More electricity from fossil energy sources
In the Netherlands, electricity is largely generated from fossil fuels, mainly natural gas and coal. Between 1998 and 2008, electricity generation from these fossil sources grew by nearly 8 percent to 90 billion kilowatt-hour (kWh). Natural gas chiefly accounts for the increase. Electricity generated from natural gas increased by nearly 19 percent to 62 billion kWh. Electricity generated from coal dropped by 13 percent to 22 billion kWh.
Electricity generated from fossil energy sources
More natural gas, less coal
Despite the increase in the total amount of electricity generated, the share of fossil electricity dropped. The share of electricity generated from coal fell significantly from 28 percent in 1998 to 21 percent in 2008. On the other hand, the share of electricity generated from natural gas increased from 57 to 59 percent in the period 1998–2008.
Generation of electricity from renewable energy sources
Dramatic increase green electricity
Last year, 9 percent of electricity generated in the Netherlands came from renewable energy sources, as against 2.5 percent in 1998. Wind and biomass electricity grew sharply.

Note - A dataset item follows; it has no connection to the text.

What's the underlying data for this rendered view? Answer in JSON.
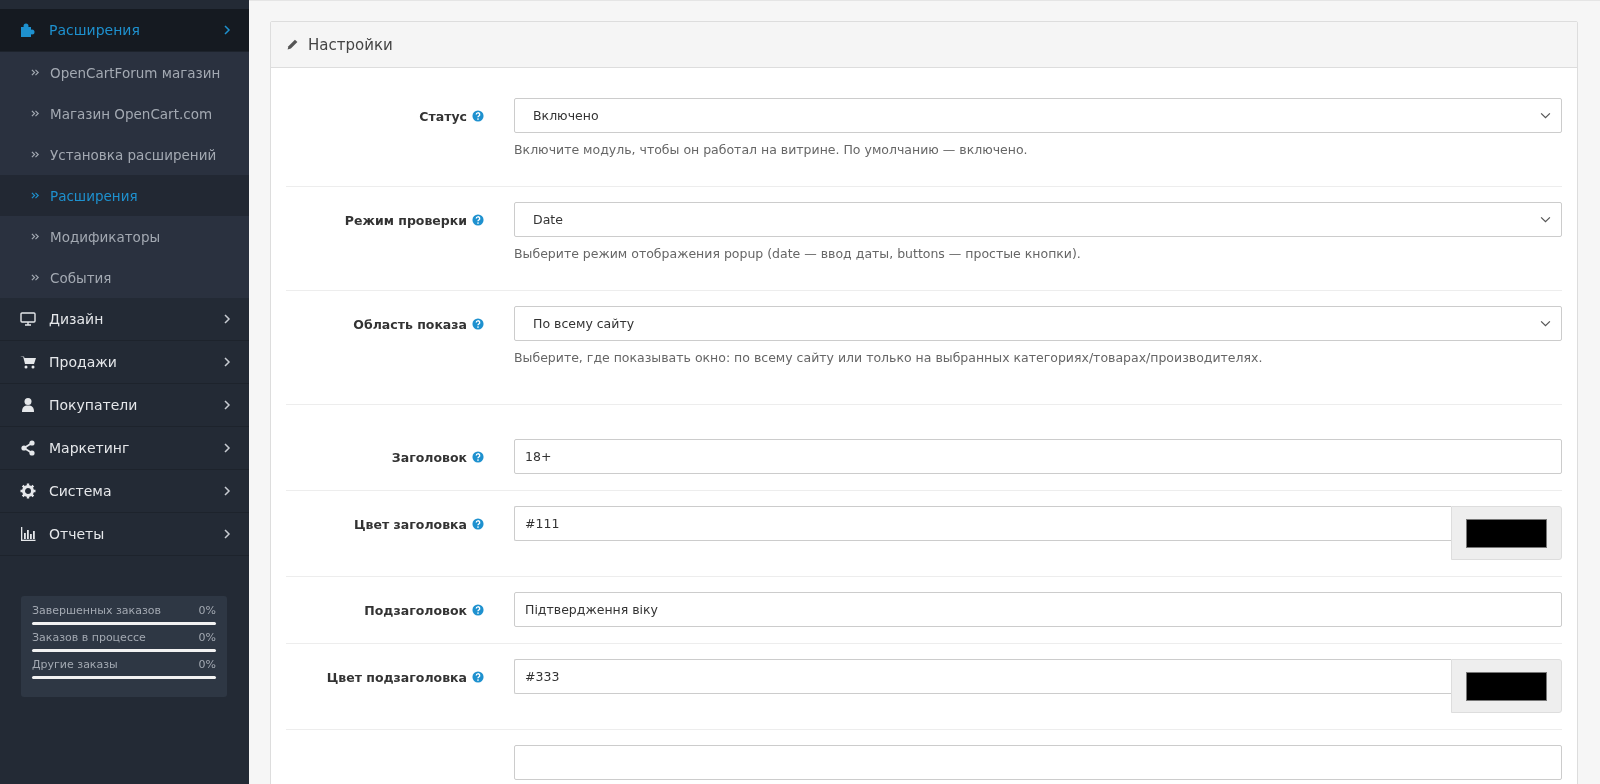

Between 1998 and 2005, the increase in green electricity was mainly due to an increase in the amount of electricity generated from biomass, which tripled to 5 billion kWh in that period. After 2005, the amount of renewable electricity mainly increased, because more electricity was generated by wind turbines. Between 2005 and 2008, it doubled to 4 billion kWh.
Bart van Wezel